If they are approved, the proposed allocation and any legislative cleanups wouldn’t take effect until next year and many theatre companies are uncertain if they can withstand current conditions for that long. To help local organizations explore all their options for survival, Theatre Bay Area is enlisting employment law firm, Littler and Mendelson. The firm will provide pro bono legal advice to be posted in the members section of the TBA website.

“We asked them to look at three broad brush areas from where we’ve been getting the most questions,” says TBA executive director Brad Erickson.

The first section will focus on middle to large companies that are planning to fully comply with AB5. It will contain answers to frequently asked questions about contracts and employee classification as well as template documents to help companies craft the appropriate forms.

The second section aims at smaller budget organizations who cannot afford to make their workers employees and are pivoting to an all-volunteer model. It will advise companies on how best to transition and will help them determine how to compensate their artists as much as they can in a manner that’s legally permissible.

“I’m hoping the smaller companies are realizing that they really don’t have to close their doors, they all have the option of going to an all-volunteer status.” says Erickson. “We want to make sure that if companies are looking at this option that they’ve got the best information in front of them so they can make an informed decision.”

The third section will contain information for designers and other artists who want to set themselves up to engage in a business to business relationship with a theatre company, which is permitted under AB5 and would help them avoid employee classification.

TBA plans to have the legal guide up on its website in a month and holding a convening in the East Bay with a lawyer from Littler and Mendelson, who will demonstrate the online resources and answer community questions.

Headshot of Susie Medak. She is a white woman with short curled grey hair and blue eyes. She is wearing a black top with small grey dots on it. she is leaning against a brick wall and  smiling for the camera

Susie Medak. Photo by Cheshire Isaacs/Berkeley Repertory Theatre.

Meanwhile Susie Medak, managing director of Berkeley Repertory Theatre, is coordinating the state’s seventeen LORT theatres and other arts organizations of various sizes in order to share information and make sense of the new requirements.

“At a meeting of the League of Resident Theaters a few months ago, I asked people to volunteer for our own little think tank, and we would meet on the phone,” she says. 
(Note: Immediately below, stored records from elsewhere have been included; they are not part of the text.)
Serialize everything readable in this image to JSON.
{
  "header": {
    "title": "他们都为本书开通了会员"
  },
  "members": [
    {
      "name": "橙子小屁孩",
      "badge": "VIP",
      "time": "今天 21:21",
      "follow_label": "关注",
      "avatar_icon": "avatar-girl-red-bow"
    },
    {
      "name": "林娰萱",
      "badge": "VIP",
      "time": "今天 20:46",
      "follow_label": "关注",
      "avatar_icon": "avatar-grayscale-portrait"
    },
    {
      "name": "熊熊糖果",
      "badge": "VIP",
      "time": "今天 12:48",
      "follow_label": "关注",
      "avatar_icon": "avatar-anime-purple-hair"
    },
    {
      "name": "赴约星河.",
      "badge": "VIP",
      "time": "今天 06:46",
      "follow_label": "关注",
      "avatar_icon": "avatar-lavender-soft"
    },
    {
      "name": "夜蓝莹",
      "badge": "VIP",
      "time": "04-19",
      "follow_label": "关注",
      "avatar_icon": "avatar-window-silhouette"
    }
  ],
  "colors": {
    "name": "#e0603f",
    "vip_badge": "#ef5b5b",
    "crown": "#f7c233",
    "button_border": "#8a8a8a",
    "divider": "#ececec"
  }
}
The group has expanded to include members from smaller Bay Area companies and other arts organizations that reached out to Medak for advice once AB5 became law. 
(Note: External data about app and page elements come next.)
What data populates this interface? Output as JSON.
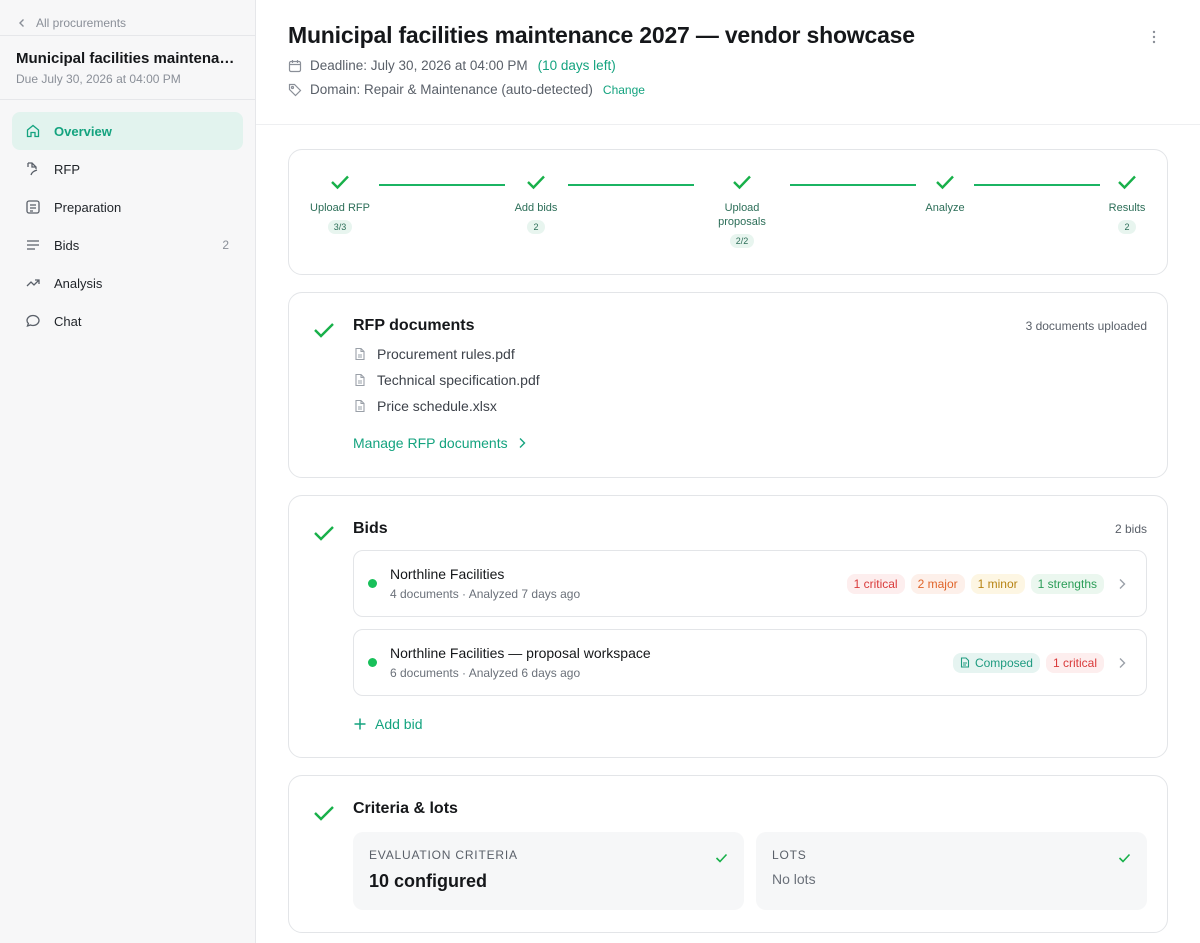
{
  "sidebar": {
    "back_label": "All procurements",
    "procurement_title": "Municipal facilities maintenance 2027 — vendor showcase",
    "procurement_due": "Due July 30, 2026 at 04:00 PM",
    "nav": [
      {
        "label": "Overview",
        "icon": "home-icon",
        "active": true
      },
      {
        "label": "RFP",
        "icon": "rfp-icon"
      },
      {
        "label": "Preparation",
        "icon": "preparation-icon"
      },
      {
        "label": "Bids",
        "icon": "list-icon",
        "count": "2"
      },
      {
        "label": "Analysis",
        "icon": "trend-icon"
      },
      {
        "label": "Chat",
        "icon": "chat-icon"
      }
    ]
  },
  "header": {
    "title": "Municipal facilities maintenance 2027 — vendor showcase",
    "deadline": "Deadline: July 30, 2026 at 04:00 PM",
    "days_left": "(10 days left)",
    "domain": "Domain: Repair & Maintenance (auto-detected)",
    "change_label": "Change"
  },
  "stepper": {
    "steps": [
      {
        "label": "Upload RFP",
        "badge": "3/3"
      },
      {
        "label": "Add bids",
        "badge": "2"
      },
      {
        "label": "Upload proposals",
        "badge": "2/2"
      },
      {
        "label": "Analyze",
        "badge": ""
      },
      {
        "label": "Results",
        "badge": "2"
      }
    ]
  },
  "rfp": {
    "title": "RFP documents",
    "summary": "3 documents uploaded",
    "documents": [
      "Procurement rules.pdf",
      "Technical specification.pdf",
      "Price schedule.xlsx"
    ],
    "manage_label": "Manage RFP documents"
  },
  "bids": {
    "title": "Bids",
    "summary": "2 bids",
    "items": [
      {
        "name": "Northline Facilities",
        "sub": "4 documents · Analyzed 7 days ago",
        "tags": {
          "critical": "1 critical",
          "major": "2 major",
          "minor": "1 minor",
          "strengths": "1 strengths"
        }
      },
      {
        "name": "Northline Facilities — proposal workspace",
        "sub": "6 documents · Analyzed 6 days ago",
        "tags": {
          "composed": "Composed",
          "critical": "1 critical"
        }
      }
    ],
    "add_label": "Add bid"
  },
  "criteria": {
    "title": "Criteria & lots",
    "evaluation": {
      "label": "EVALUATION CRITERIA",
      "value": "10 configured"
    },
    "lots": {
      "label": "LOTS",
      "value": "No lots"
    }
  },
  "colors": {
    "accent": "#14a37f",
    "check": "#18b04a",
    "active_bg": "#e2f3ee"
  }
}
In meetings and consultations with lawyers, the group is trying to find clarity and consensus around the more confusing provisions of AB5. 

Medak is also making frequent calls to her representatives in Sacramento.
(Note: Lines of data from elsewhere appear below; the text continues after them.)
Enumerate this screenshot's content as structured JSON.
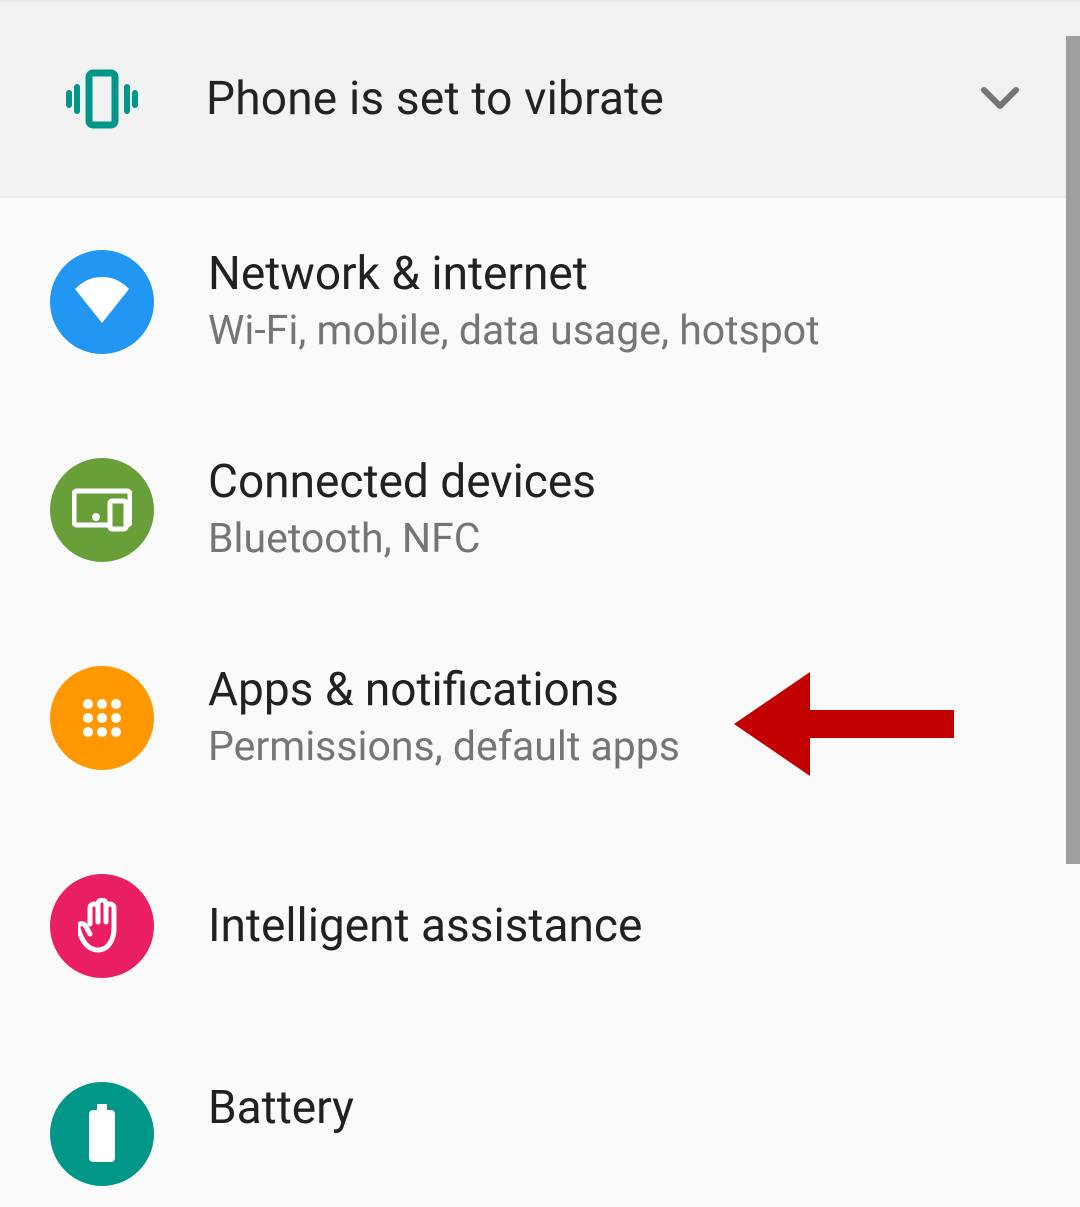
{
  "banner": {
    "title": "Phone is set to vibrate",
    "icon_name": "vibrate-icon",
    "chevron_name": "chevron-down-icon",
    "icon_color": "#009688"
  },
  "items": [
    {
      "title": "Network & internet",
      "subtitle": "Wi-Fi, mobile, data usage, hotspot",
      "icon_name": "wifi-icon",
      "bg": "#2196f3"
    },
    {
      "title": "Connected devices",
      "subtitle": "Bluetooth, NFC",
      "icon_name": "devices-icon",
      "bg": "#689f38"
    },
    {
      "title": "Apps & notifications",
      "subtitle": "Permissions, default apps",
      "icon_name": "apps-icon",
      "bg": "#ff9800"
    },
    {
      "title": "Intelligent assistance",
      "subtitle": "",
      "icon_name": "hand-icon",
      "bg": "#e91e63"
    },
    {
      "title": "Battery",
      "subtitle": "",
      "icon_name": "battery-icon",
      "bg": "#009688"
    }
  ],
  "annotation": {
    "name": "highlight-arrow",
    "target_item_index": 2,
    "color": "#c20000"
  }
}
Indeed, the furor over AB5 seems to have impressed upon the theatre community the importance of telling its story to the legislature. Theatre advocates are committing to making sure their voices are heard when the laws are being drafted.

Davis recommends that theatre practitioners visit the website of advocacy group, Arts for A Better Bay Area, which will soon include a guide to submitting a letter that specifically address AB1850, the cleanup bill being currently crafted in the state assembly.

Theatre Bay Area is also maintaining a resource site around AB5.

Baker advises theatremakers to sign the aforementioned petition and join arts advocacy groups in meeting with legislators on April 15 for arts advocacy day in Sacramento.

“This is really a time for us,” says Baker. “Even with this huge disruption that this legislation is causing, it’s actually helping us to galvanize the field and to be visible to lawmakers. This is a really good outcome and byproduct that keeps me hopeful. We’ve always had our champions of the arts but now a wider variety of lawmakers are recognizing our value and our impact and finally, also making the correlation to investment.”

Rotimi Agbabiaka is the Features Curator for Theatre Bay Area. He is an actor, writer, director, and teaching artist. Learn more about him at